Recent months have seen a reasonable amount of commentary about tightening liquidity in Hong Kong's financial markets. It's reasonably clear that monetary conditions have become tighter:
1. Three month HIBOR has risen from around 0.2% to around 0.4% over the last 12 months. This feeds directly into mortgage costs - two of our mortgages have now been reset at rates fractionally over one percent;
2. We are seeing some evidence of banks competing for HKD deposits, especially term deposits;
3. higher capital requirements are having an effect although I did not find any information quantifying the effect.
However, the above is slightly surprising given that HKMA statistics show that while HKD deposits are lower than their October 2010 peak they have been steadily increasing from their Februaury 2011 low. Total deposits in all currencies have been rising.
Given that inflation remains well above even the best rates available for deposits, I was slightly puzzled by the fact that all the anecdotal evidence and the hard fact of the higher HIBOR rates point to tighter liquidity at a time when HKD deposits have been rising.
The answer would appear to be on the lending side of the ledger. Statistics published by the HKMA show that since October 2010 total loans have grown faster than total deposits and the difference of approximately HKD436 billion is (possibly) large enough to be significant.

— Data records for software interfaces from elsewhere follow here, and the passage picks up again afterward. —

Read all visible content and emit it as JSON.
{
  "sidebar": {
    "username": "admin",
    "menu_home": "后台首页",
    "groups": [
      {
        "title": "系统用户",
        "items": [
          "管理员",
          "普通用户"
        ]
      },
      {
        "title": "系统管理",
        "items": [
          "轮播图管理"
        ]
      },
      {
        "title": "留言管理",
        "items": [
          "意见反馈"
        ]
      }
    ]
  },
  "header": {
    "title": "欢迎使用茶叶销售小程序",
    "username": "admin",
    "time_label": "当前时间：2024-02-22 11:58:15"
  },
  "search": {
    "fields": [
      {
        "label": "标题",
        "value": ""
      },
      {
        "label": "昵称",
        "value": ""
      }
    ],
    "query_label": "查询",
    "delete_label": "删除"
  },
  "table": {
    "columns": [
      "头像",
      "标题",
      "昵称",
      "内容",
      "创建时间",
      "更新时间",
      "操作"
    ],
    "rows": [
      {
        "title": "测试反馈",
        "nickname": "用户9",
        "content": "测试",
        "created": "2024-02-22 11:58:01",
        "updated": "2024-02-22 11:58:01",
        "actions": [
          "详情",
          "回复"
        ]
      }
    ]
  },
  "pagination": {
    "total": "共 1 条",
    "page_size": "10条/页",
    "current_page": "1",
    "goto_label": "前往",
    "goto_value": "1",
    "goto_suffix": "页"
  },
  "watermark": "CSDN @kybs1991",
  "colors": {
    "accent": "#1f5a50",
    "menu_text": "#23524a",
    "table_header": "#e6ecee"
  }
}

As an aside, the HKMA statistics also show that the total outstanding balance of residential mortgage loans continues to increase (although very slowly). At least part of this can be attributed to people being unwilling to make early repayments on the very low cost mortgages which were taken out during the height of the mortgage wars (about 2008-2010). I'm one of them - HIBOR will have to get a lot higehr before I start making early repayments on debt that is, on averge, still costing me less than 1% pa.